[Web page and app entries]
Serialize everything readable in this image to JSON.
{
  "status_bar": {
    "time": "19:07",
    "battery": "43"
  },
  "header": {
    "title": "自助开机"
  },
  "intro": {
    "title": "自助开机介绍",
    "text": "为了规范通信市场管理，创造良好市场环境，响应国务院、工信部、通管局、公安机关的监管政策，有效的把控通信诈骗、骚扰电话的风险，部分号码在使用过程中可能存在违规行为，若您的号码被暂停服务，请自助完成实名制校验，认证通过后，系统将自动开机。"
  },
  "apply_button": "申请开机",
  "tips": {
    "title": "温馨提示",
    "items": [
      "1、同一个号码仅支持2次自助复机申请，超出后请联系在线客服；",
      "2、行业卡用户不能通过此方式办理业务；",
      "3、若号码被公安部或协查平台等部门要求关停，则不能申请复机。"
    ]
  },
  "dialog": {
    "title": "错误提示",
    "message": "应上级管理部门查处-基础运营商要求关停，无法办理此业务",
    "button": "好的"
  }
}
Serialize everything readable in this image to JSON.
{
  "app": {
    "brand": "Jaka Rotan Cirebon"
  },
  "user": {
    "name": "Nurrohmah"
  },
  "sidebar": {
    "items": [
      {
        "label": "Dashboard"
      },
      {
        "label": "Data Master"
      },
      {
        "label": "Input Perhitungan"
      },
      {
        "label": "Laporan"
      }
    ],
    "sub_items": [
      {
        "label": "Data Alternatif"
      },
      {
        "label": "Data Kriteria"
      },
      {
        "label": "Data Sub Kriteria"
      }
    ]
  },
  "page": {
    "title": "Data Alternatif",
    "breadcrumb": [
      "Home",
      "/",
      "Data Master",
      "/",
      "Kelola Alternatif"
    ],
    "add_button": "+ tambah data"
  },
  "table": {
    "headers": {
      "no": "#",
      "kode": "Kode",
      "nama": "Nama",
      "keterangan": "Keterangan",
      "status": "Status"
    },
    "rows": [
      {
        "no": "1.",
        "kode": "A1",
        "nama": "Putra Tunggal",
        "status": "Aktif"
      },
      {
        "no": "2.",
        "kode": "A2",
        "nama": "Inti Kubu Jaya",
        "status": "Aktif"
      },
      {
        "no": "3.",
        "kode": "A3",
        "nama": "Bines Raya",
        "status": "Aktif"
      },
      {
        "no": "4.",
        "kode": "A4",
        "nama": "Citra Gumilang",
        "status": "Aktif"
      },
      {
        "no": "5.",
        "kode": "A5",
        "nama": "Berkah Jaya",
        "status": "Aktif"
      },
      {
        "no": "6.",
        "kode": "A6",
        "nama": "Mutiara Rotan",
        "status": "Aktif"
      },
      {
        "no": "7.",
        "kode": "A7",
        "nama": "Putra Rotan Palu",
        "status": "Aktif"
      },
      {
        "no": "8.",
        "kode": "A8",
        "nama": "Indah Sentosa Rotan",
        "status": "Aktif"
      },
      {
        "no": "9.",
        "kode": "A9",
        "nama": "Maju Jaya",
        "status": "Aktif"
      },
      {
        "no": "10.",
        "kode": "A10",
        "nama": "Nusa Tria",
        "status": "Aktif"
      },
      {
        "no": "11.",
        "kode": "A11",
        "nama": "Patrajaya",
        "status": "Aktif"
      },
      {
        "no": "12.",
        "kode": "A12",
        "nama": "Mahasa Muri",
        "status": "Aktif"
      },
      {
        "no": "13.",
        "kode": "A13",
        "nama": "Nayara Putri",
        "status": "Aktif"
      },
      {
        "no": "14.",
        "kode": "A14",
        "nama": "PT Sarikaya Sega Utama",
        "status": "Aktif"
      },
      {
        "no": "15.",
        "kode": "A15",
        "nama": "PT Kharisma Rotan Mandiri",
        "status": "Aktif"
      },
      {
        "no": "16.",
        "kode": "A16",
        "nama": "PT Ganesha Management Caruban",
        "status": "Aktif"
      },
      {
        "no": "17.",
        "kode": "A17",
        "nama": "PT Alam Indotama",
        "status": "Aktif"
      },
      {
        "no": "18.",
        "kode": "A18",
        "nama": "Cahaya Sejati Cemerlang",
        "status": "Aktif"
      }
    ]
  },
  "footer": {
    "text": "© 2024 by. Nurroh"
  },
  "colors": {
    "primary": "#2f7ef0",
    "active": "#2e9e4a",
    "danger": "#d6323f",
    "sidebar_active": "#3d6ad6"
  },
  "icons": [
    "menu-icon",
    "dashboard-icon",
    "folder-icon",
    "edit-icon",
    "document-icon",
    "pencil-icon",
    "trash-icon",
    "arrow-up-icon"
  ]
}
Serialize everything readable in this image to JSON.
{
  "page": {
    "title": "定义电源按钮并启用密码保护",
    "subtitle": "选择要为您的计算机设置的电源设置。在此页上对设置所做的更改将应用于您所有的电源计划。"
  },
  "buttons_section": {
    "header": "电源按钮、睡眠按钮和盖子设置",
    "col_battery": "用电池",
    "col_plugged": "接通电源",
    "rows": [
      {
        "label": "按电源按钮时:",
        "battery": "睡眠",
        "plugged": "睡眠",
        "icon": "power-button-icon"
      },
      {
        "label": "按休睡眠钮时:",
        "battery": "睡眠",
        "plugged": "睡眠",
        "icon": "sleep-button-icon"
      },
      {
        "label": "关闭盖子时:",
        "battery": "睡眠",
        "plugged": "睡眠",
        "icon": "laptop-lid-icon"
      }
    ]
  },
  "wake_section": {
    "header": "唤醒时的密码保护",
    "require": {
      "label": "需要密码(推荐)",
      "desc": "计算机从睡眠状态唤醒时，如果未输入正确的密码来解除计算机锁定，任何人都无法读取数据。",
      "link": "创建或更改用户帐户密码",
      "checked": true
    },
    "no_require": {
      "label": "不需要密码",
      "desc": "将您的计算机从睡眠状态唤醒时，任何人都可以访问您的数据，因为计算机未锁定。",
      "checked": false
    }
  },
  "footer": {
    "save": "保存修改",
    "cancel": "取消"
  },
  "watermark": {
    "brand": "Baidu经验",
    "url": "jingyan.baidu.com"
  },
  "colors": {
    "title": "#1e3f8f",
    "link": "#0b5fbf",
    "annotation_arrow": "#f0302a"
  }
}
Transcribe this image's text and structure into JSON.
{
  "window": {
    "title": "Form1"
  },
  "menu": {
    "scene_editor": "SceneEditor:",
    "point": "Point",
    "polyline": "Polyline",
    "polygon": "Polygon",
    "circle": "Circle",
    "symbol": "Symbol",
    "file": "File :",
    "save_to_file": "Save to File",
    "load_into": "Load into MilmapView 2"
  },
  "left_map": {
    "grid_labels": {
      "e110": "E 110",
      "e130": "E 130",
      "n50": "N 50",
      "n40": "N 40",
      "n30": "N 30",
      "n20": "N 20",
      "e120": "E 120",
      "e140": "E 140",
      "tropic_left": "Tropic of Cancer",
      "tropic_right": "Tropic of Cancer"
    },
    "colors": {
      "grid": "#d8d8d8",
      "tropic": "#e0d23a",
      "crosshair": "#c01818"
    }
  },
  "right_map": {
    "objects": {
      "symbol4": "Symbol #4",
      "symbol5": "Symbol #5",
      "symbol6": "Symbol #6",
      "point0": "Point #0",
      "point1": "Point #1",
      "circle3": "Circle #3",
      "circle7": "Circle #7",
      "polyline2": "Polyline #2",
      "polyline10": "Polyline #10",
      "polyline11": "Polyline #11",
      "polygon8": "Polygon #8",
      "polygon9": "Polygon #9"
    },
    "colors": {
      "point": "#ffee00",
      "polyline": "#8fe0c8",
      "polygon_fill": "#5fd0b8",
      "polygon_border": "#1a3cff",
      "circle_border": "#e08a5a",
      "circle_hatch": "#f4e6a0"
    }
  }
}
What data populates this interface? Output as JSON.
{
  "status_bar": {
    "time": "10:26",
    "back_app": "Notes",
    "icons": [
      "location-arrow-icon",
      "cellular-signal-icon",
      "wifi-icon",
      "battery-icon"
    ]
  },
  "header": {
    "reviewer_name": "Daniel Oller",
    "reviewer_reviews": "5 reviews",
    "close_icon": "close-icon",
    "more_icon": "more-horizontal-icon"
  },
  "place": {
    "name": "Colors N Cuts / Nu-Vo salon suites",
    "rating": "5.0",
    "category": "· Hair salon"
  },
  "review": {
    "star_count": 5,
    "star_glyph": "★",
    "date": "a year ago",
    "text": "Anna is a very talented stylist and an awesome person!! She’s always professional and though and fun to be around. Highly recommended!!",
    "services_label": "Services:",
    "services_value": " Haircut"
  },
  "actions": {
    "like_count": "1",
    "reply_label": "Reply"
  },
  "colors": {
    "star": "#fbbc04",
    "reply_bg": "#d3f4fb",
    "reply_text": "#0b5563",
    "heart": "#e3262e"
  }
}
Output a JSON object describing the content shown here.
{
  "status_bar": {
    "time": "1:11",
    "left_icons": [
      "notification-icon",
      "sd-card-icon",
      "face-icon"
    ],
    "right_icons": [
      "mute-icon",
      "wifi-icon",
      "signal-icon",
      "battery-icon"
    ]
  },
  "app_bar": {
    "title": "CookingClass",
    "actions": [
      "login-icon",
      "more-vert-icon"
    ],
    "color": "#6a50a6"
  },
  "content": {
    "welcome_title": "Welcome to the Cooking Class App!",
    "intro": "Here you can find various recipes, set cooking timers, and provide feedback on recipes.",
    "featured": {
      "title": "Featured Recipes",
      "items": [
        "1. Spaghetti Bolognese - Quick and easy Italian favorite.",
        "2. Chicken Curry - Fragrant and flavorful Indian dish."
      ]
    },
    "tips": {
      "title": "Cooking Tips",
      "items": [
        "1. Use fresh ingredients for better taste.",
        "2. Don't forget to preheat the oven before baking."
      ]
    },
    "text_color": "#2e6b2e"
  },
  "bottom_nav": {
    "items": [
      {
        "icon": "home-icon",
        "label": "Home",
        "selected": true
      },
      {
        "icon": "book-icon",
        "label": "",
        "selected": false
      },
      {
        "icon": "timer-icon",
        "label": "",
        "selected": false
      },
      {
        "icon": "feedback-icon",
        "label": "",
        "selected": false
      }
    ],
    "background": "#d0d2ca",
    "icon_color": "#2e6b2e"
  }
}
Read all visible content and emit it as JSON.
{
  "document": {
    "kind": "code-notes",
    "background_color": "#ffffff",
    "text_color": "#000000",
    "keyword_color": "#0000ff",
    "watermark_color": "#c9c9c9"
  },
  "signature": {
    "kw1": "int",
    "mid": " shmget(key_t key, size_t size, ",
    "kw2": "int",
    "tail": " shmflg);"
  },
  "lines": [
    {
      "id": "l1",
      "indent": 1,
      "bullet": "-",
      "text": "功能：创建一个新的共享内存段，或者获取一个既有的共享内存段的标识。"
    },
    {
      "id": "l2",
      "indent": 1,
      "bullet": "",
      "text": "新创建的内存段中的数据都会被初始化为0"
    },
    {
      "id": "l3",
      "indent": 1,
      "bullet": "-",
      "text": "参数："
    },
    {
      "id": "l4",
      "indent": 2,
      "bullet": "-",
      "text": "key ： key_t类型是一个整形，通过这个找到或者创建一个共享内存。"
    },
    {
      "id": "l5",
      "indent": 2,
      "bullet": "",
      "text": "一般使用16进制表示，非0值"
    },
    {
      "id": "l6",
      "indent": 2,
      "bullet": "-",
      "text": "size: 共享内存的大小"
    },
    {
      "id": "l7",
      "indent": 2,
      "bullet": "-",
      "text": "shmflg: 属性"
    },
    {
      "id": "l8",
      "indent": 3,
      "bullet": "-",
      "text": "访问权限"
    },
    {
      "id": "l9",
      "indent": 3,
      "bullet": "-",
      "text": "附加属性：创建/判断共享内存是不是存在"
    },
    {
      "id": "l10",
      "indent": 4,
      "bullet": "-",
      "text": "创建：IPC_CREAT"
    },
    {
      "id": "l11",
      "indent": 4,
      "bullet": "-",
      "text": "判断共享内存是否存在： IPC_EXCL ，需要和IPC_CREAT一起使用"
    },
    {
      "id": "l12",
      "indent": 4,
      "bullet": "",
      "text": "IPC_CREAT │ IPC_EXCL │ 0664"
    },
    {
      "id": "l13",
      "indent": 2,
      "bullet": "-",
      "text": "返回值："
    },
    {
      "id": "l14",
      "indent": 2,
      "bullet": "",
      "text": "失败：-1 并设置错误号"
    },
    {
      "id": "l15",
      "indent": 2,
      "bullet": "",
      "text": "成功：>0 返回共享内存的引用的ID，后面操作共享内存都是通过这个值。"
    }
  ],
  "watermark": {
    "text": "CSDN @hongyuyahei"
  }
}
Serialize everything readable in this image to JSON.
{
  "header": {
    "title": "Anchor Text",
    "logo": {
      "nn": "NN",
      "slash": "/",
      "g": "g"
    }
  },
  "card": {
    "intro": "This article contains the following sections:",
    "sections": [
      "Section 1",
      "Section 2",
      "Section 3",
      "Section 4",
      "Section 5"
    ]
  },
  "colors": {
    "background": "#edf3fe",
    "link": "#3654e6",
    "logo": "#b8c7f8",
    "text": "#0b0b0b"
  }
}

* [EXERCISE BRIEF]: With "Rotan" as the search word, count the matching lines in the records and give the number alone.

* [ANSWER TO THE PROBLEM]: 5